The central banks are acting very differently at the present time. The spectrum ranges from an extraordinarily expansionary monetary policy, to a withdrawal from special monetary policy measures, to an even almost “neutral” monetary policy. In December, the Fed raised its benchmark interest rate for a fourth time in 2018. It raised the interest rate by a quarter of a point to the new target corridor of 2.25 to 2.5 per cent as a reaction to the good economic situation in the USA. The Fed has signalled a more gradual rise in rates for 2019. Nevertheless, a further interest rate hike will probably be made in 2020. The US central bank also indicated a long-term interest rate of 2.8 per cent.
In comparison, the monetary policy of the ECB continues to be very expansionary. Key interest rates should remain at their present record low level until probably beyond the summer of 2019. In December 2018, however, the ECB decided to stop its bond purchasing programme at the end of 2018. It wants to gradually withdraw the programme, but continue to invest the accruing interest income from the programme in bonds. The end of the bond purchasing programme can be regarded as a first step on the long road towards normalising monetary policy.
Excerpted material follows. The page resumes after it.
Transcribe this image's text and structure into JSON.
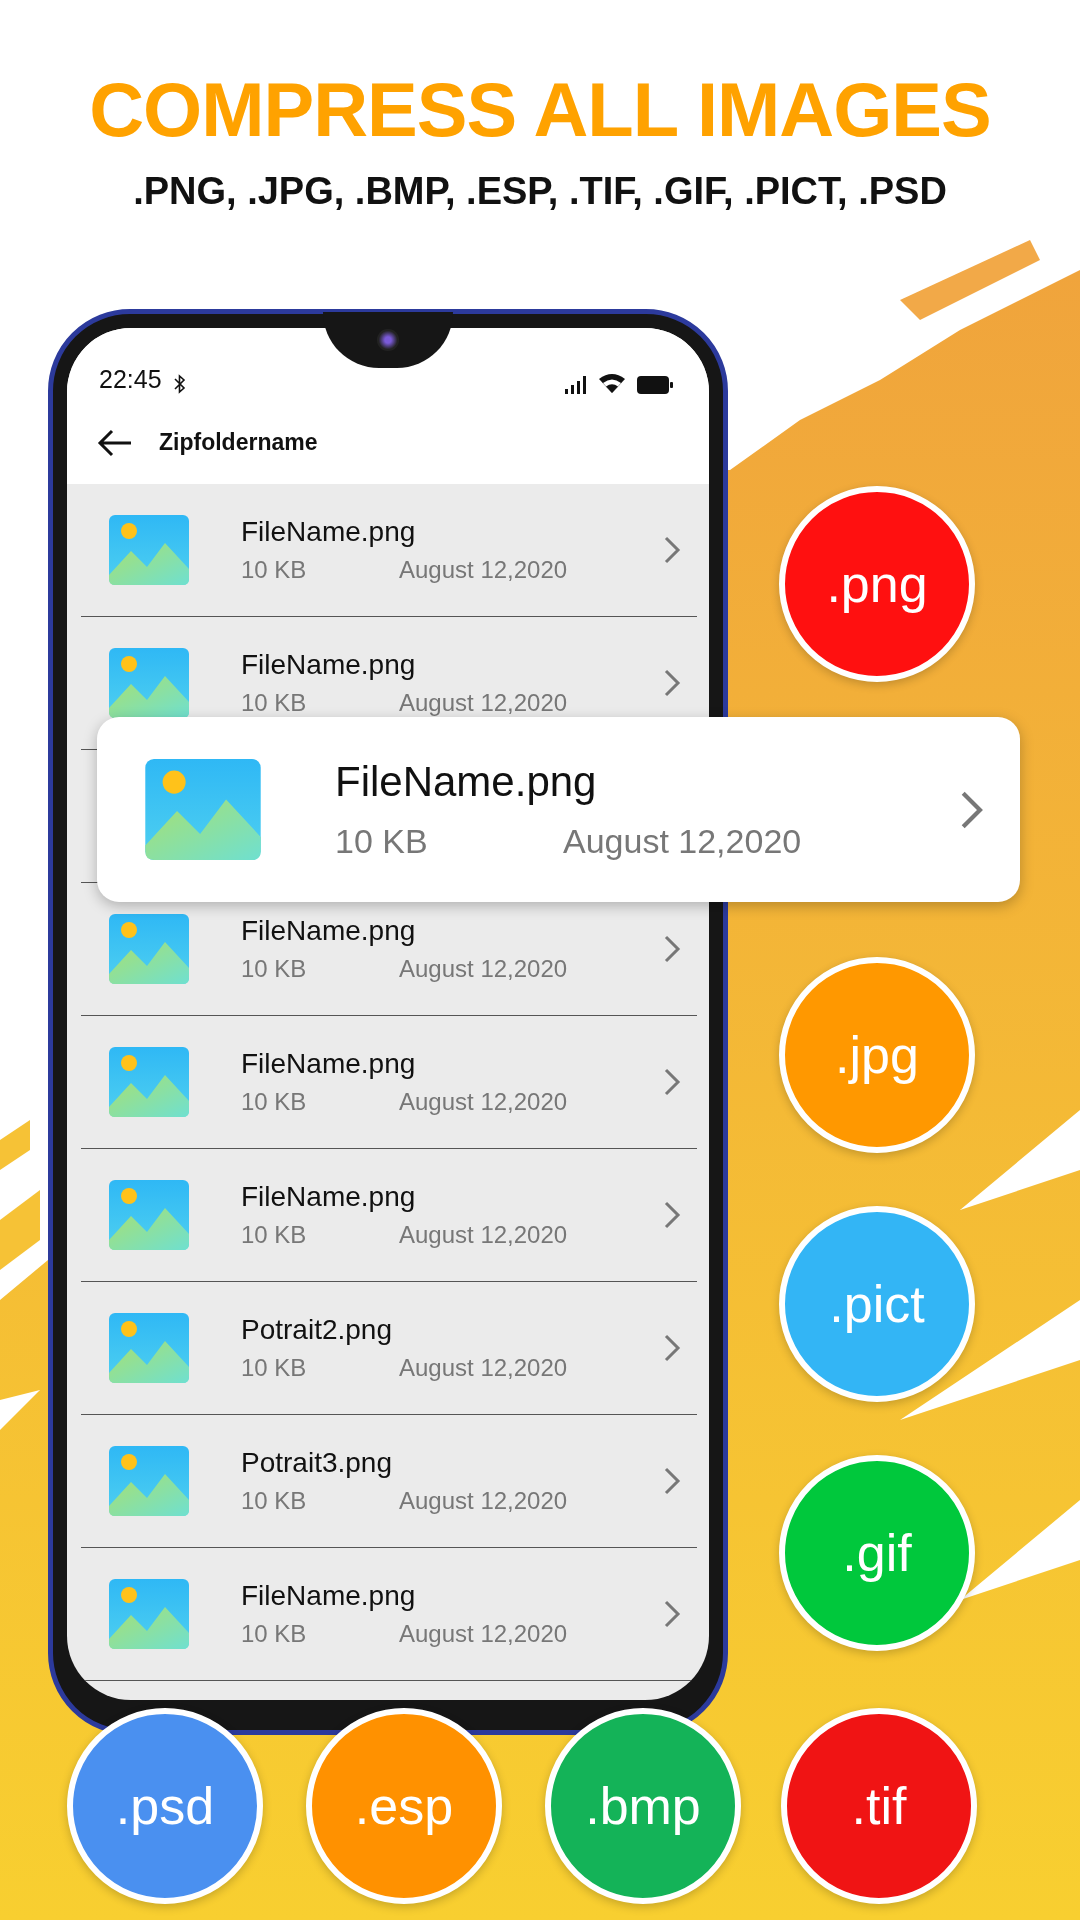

The Swiss National Bank (SNB) still left its interest rates unchanged. The markets are assuming that it will only initiate an interest rate turnaround after the ECB has taken the first step. With a negative interest of 0.75 per cent and its readiness, if necessary, to intervene in the foreign exchange market, the SNB’s policy remains extremely expansionary. An end to negative interest rates is not expected before 2020.